| THE INPUT |
○ ○ ○ ○ ○ ○ ○

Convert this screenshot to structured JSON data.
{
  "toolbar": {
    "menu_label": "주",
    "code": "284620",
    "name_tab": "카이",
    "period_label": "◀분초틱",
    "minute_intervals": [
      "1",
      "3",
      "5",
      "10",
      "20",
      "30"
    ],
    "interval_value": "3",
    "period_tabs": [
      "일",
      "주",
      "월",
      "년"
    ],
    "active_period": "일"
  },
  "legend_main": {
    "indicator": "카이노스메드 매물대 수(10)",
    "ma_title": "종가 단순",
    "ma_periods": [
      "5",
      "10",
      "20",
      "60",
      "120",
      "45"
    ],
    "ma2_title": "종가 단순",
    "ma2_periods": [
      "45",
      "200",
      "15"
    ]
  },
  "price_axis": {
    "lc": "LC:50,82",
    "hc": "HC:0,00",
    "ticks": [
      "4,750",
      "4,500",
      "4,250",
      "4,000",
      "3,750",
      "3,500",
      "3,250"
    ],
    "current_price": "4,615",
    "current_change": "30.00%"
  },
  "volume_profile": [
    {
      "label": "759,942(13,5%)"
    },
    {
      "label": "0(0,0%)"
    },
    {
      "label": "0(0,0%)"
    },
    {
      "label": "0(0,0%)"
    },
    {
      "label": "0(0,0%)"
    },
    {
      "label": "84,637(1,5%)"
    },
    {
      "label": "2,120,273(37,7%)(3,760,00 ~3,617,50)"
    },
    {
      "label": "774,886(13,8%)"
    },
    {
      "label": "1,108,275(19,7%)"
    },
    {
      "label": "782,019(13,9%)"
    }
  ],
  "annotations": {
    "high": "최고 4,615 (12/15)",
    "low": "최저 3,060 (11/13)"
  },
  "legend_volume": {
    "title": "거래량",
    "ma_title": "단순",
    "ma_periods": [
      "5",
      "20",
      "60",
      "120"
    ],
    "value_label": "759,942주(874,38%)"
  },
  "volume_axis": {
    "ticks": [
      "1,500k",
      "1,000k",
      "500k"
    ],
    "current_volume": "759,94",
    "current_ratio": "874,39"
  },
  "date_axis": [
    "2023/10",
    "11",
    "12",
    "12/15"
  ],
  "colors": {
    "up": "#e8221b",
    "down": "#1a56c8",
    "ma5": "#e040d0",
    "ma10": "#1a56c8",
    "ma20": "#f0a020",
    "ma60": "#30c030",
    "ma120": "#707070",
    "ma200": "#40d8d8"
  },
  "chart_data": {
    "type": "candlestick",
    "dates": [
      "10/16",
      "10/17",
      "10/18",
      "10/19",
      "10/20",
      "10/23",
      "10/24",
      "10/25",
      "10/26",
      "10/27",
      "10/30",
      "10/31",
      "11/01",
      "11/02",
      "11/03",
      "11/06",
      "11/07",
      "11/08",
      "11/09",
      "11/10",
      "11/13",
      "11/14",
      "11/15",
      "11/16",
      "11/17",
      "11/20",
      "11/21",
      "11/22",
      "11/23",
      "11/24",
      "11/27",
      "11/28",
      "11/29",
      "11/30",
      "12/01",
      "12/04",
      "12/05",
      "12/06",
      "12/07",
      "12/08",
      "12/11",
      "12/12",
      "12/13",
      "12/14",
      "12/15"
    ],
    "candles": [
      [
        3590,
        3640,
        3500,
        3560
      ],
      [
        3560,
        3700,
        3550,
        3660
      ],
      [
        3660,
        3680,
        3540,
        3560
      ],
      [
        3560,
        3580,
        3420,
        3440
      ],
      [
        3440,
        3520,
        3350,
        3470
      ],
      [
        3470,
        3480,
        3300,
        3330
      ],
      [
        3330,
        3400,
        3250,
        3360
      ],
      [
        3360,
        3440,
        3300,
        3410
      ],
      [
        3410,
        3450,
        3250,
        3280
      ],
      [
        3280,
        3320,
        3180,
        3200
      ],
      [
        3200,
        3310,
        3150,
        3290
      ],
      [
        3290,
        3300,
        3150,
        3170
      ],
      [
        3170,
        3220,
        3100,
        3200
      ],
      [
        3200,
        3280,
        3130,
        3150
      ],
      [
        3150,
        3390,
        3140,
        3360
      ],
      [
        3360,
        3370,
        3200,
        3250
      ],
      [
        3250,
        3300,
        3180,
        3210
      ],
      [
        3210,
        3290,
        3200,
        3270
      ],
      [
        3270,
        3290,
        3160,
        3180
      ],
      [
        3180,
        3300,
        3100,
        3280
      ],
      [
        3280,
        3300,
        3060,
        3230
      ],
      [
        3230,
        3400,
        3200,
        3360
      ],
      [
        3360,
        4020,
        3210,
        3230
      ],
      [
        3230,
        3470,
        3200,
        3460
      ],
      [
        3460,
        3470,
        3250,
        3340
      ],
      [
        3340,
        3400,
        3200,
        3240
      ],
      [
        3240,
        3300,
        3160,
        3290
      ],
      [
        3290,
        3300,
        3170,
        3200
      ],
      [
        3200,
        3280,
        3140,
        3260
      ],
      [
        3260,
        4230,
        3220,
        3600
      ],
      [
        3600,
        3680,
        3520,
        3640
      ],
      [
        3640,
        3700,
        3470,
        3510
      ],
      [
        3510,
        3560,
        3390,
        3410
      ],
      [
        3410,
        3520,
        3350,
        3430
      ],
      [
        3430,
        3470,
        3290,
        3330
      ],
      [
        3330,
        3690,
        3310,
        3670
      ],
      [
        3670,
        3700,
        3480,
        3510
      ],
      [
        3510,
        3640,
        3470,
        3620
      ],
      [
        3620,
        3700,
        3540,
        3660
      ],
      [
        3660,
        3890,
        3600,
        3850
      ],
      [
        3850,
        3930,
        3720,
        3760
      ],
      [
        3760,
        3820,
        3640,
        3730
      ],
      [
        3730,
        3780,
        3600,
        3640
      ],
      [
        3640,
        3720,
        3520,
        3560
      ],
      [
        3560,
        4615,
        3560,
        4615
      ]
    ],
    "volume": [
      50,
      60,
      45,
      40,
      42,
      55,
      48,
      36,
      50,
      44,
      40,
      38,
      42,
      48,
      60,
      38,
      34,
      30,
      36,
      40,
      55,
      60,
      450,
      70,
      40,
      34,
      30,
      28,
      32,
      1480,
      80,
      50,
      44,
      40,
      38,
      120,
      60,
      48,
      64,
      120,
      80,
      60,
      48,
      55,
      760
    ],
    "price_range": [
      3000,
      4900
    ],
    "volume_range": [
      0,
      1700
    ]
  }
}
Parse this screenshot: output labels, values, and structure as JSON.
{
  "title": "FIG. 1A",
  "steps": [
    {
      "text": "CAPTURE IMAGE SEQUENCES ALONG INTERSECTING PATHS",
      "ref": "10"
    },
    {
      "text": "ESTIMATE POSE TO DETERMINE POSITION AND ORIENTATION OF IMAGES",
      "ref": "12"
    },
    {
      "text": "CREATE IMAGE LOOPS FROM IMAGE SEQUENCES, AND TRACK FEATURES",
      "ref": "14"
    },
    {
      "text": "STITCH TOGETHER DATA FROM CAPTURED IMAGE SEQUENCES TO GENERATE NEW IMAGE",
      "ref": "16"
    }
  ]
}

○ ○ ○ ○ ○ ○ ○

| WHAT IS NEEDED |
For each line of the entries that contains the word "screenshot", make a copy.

| COMPLETED EXERCISE |
Convert this screenshot to structured JSON data.
Parse this screenshot: output labels, values, and structure as JSON.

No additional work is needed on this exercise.